From Longman Dictionary of Contemporary EnglishChristmasChrist‧mas /ˈkrɪsməs/ ●●● S2 W2 noun [countable, uncountable] 🔊 🔊 TMCthe period of time around December 25th, the day when Christians celebrate the birth of Christat Christmas 🔊 We’ll see you at Christmas.over Christmas 🔊 I’ll be in Scotland over Christmas. 🔊 Are you going home for Christmas? 🔊 a Christmas present 🔊 the Christmas holidays 🔊 Merry Christmas and a happy New Year everyone!COLLOCATIONSadjectivesHappy/Merry Christmas! (=something you say to people at Christmas)I just called in to say ‘Happy Christmas’.a good/nice ChristmasDid you have a good Christmas?a family ChristmasWe always have a family Christmas at home.a traditional ChristmasMum likes to have a traditional Christmas for all the family.a white Christmas (=with snow on the ground)We haven’t had a white Christmas in England for years.verbshave/spend ChristmasNo one wants to spend Christmas alone.celebrate ChristmasHow does your family usually celebrate Christmas?give somebody something for ChristmasWhat can I give Dad for Christmas?get something for ChristmasI got a new watch for Christmas.wish somebody a happy Christmas (=say that you hope someone enjoys Christmas)They wished us a happy Christmas and left.Christmas + NOUNChristmas dinner/lunch (=a special meal on Christmas Day)All the family come to our house for Christmas dinner.a Christmas cardShe sends me a Christmas card every year.a Christmas presentThe children couldn’t wait to open their Christmas presents.a Christmas tree (=a decorated tree that people have in their homes at Christmas)Put the gifts under the Christmas tree.a Christmas party (=a party held around Christmas)What are you wearing for the Christmas party?a Christmas carol (=a Christian song sung at Christmas)Children go from door to door singing Christmas carols.Christmas decorations (=things to decorate a house, shop, or town at Christmas)When do you put your Christmas decorations up?Christmas lights (=lights in the streets at Christmas, or on the Christmas tree)We went to see the Christmas lights in New York.Christmas shopping (=for presents for people)Have you done your Christmas shopping yet?the Christmas season/period (=the days around and including Christmas Day)Most stores need extra staff during the Christmas season.the Christmas holiday (=the time that people are not working during the Christmas period)We weren’t at school because it was the Christmas holiday.GRAMMAR: Patterns with Christmasat Christmas• You use at Christmas when saying that something happens during the Christmas holiday period: I’ll see you at Christmas. ✗Don’t say: I’ll see you on Christmas.• You can also say at Christmas time: At Christmas time, the whole family gets together.on Christmas Day• You say on Christmas Day when saying that something happens on December 25th: I have to work on Christmas Day. ✗Don’t say: I have to work at Christmas Day.for Christmas• You get a present for Christmas: He gave me a new watch for Christmas. ✗Don’t say: He gave me a new watch on Christmas.

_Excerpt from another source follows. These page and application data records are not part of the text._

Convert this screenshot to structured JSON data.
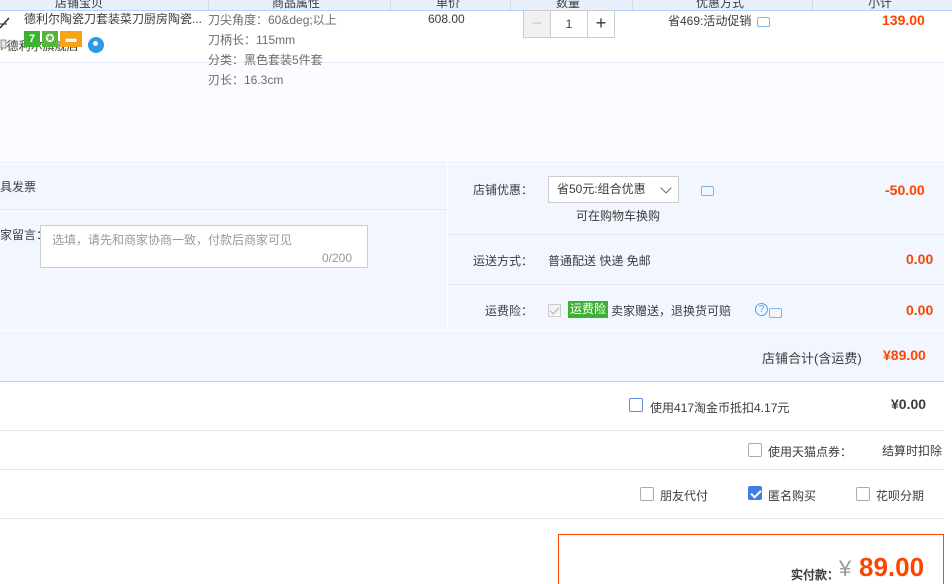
{
  "header": {
    "columns": [
      "店铺宝贝",
      "商品属性",
      "单价",
      "数量",
      "优惠方式",
      "小计"
    ]
  },
  "shop": {
    "name": ": 德利尔旗舰店"
  },
  "item": {
    "title": "德利尔陶瓷刀套装菜刀厨房陶瓷...",
    "badges": [
      "7",
      "cert",
      "card"
    ],
    "attributes": [
      "刀尖角度：60&deg;以上",
      "刀柄长：115mm",
      "分类：黑色套装5件套",
      "刃长：16.3cm"
    ],
    "unit_price": "608.00",
    "quantity": "1",
    "minus": "−",
    "plus": "+",
    "promotion": "省469:活动促销",
    "subtotal": "139.00"
  },
  "invoice": {
    "label": "具发票"
  },
  "message": {
    "label": "家留言：",
    "placeholder": "选填，请先和商家协商一致，付款后商家可见",
    "count": "0/200"
  },
  "shop_discount": {
    "label": "店铺优惠：",
    "selected": "省50元:组合优惠",
    "sub_note": "可在购物车换购",
    "value": "-50.00"
  },
  "shipping": {
    "label": "运送方式：",
    "method": "普通配送 快递 免邮",
    "price": "0.00"
  },
  "insurance": {
    "label": "运费险：",
    "tag": "运费险",
    "text": "卖家赠送，退换货可赔",
    "help": "?",
    "price": "0.00"
  },
  "shop_total": {
    "label": "店铺合计(含运费)",
    "value": "¥89.00"
  },
  "taobao_coin": {
    "text": "使用417淘金币抵扣4.17元",
    "value": "¥0.00"
  },
  "tmall_points": {
    "text": "使用天猫点券：",
    "right_text": "结算时扣除"
  },
  "options": {
    "friend_pay": "朋友代付",
    "anonymous": "匿名购买",
    "huabei": "花呗分期"
  },
  "payment": {
    "label": "实付款：",
    "currency": "¥",
    "amount": "89.00"
  }
}
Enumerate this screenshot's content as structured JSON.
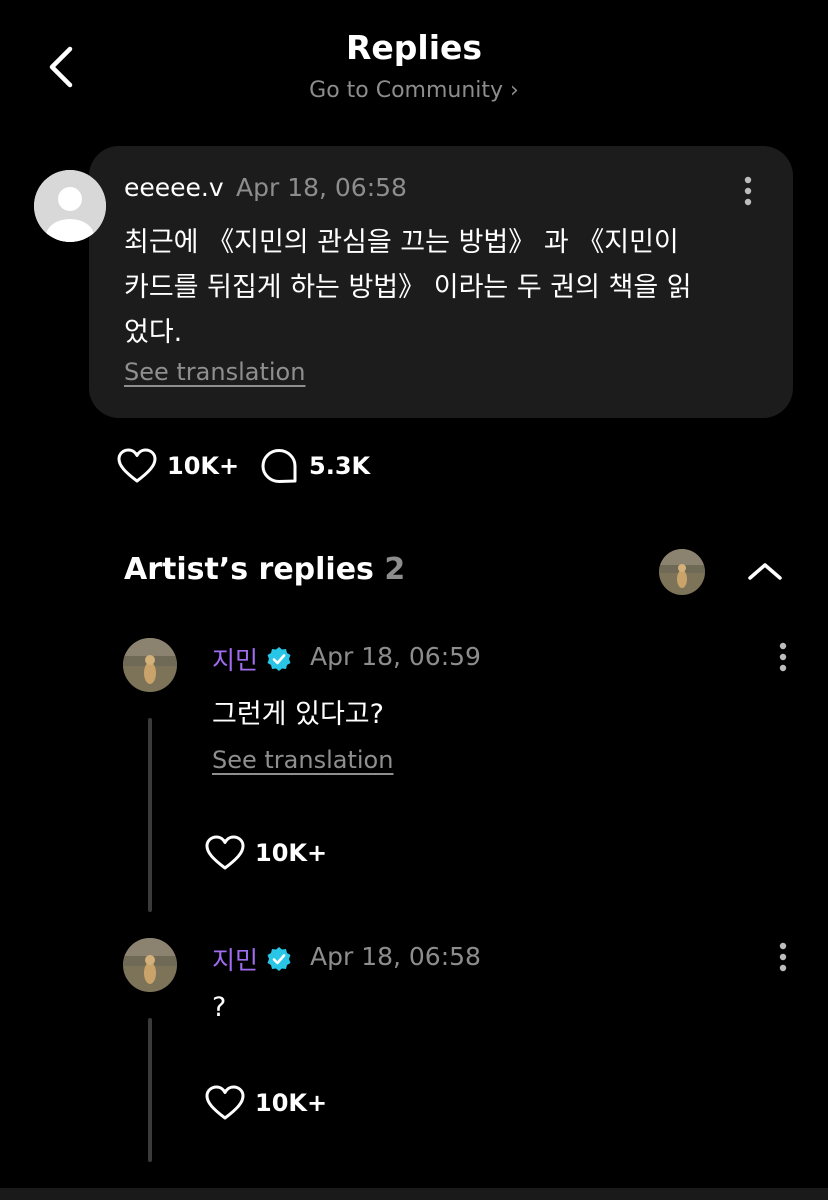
{
  "header": {
    "title": "Replies",
    "community_link": "Go to Community ›"
  },
  "post": {
    "username": "eeeee.v",
    "timestamp": "Apr 18, 06:58",
    "text": "최근에 《지민의 관심을 끄는 방법》 과 《지민이\n카드를 뒤집게 하는 방법》 이라는 두 권의 책을 읽\n었다.",
    "see_translation": "See translation",
    "likes": "10K+",
    "comments": "5.3K"
  },
  "artist_replies": {
    "label": "Artist’s replies",
    "count": "2",
    "replies": [
      {
        "name": "지민",
        "timestamp": "Apr 18, 06:59",
        "text": "그런게 있다고?",
        "see_translation": "See translation",
        "likes": "10K+"
      },
      {
        "name": "지민",
        "timestamp": "Apr 18, 06:58",
        "text": "?",
        "likes": "10K+"
      }
    ]
  },
  "colors": {
    "background": "#000000",
    "card": "#1c1c1c",
    "artist_name": "#a06cf0",
    "verified_badge": "#29c5e6",
    "muted_text": "#8d8d8d"
  },
  "icons": [
    "back-chevron-icon",
    "chevron-right-icon",
    "more-vertical-icon",
    "heart-icon",
    "comment-bubble-icon",
    "chevron-up-icon",
    "verified-badge-icon"
  ]
}
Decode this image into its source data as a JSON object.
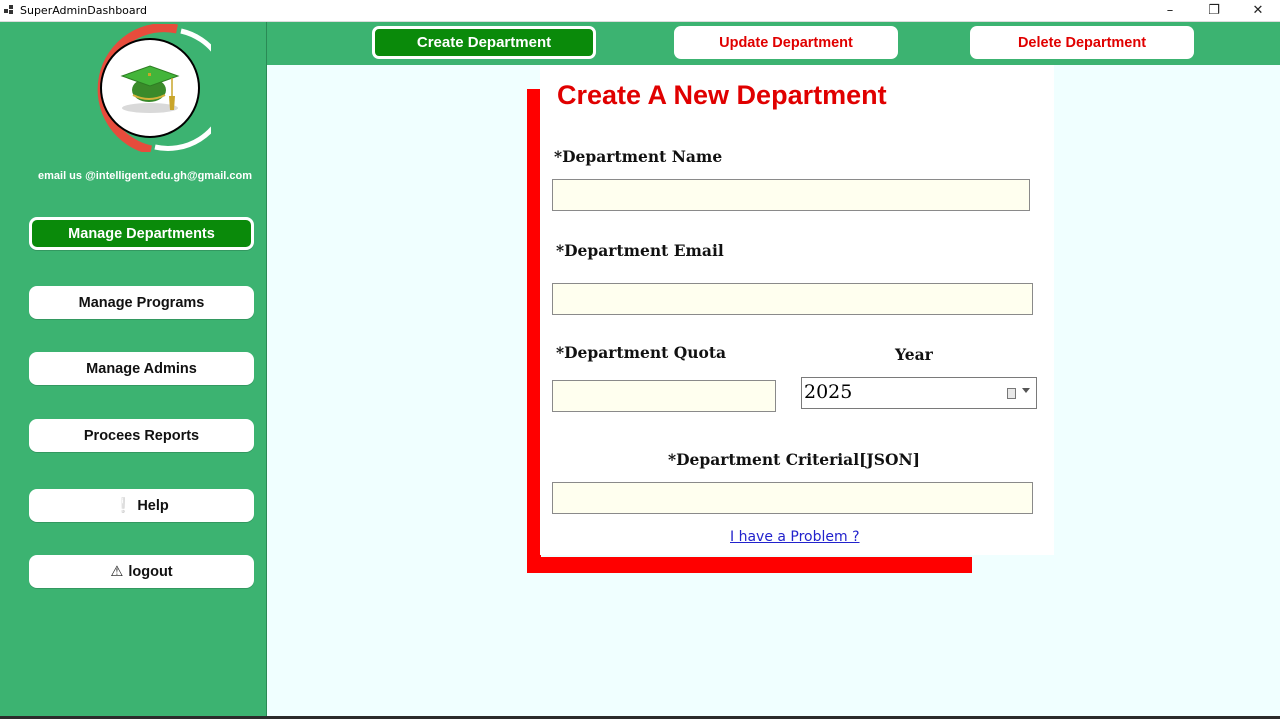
{
  "window": {
    "title": "SuperAdminDashboard",
    "controls": {
      "minimize": "–",
      "restore": "❐",
      "close": "✕"
    }
  },
  "sidebar": {
    "email": "email us @intelligent.edu.gh@gmail.com",
    "logo_icon": "graduation-cap-icon",
    "items": [
      {
        "label": "Manage Departments",
        "active": true
      },
      {
        "label": "Manage Programs"
      },
      {
        "label": "Manage Admins"
      },
      {
        "label": "Procees Reports"
      },
      {
        "label": "Help",
        "symbol": "❕"
      },
      {
        "label": "logout",
        "symbol": "⚠"
      }
    ]
  },
  "topbar": {
    "tabs": [
      {
        "label": "Create Department",
        "active": true
      },
      {
        "label": "Update Department"
      },
      {
        "label": "Delete Department"
      }
    ]
  },
  "form": {
    "title": "Create A New Department",
    "name_label": "*Department Name",
    "name_value": "",
    "email_label": "*Department Email",
    "email_value": "",
    "quota_label": "*Department Quota",
    "quota_value": "",
    "year_label": "Year",
    "year_value": "2025",
    "criteria_label": "*Department Criterial[JSON]",
    "criteria_value": "",
    "problem_link": "I have a Problem ?"
  },
  "colors": {
    "sidebar_green": "#3cb371",
    "active_green": "#0a8a0a",
    "accent_red": "#ff0000",
    "field_bg": "#ffffef",
    "page_bg": "#f0ffff"
  }
}
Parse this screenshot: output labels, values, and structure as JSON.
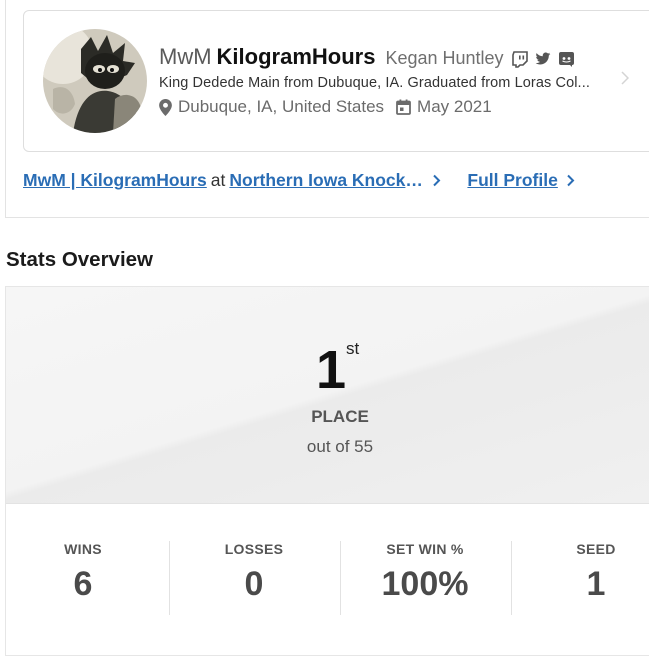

Examples from the CorpusChristmas• The annual Christmas program, with full tuxedoed orchestra, sets, choreography and Broadway-caliber costumes, was standing room only.• Last winter featured tartan themes, while metallic Sixties dresses and lurex tops were popular at Christmas.• Piling for the new bridge was completed by Christmas.• It's getting nearly Christmas now.• Julie went snowboarding over Christmas.• The first time I see him is at the Christmas bonfire, when I am in the ninth grade.• And to think when Peggy was little Gran wouldn't let me switch on the tree lights until Christmas Eve.• The consumer electronics industry suffered through one of its worst Christmas seasons in decades in 1996.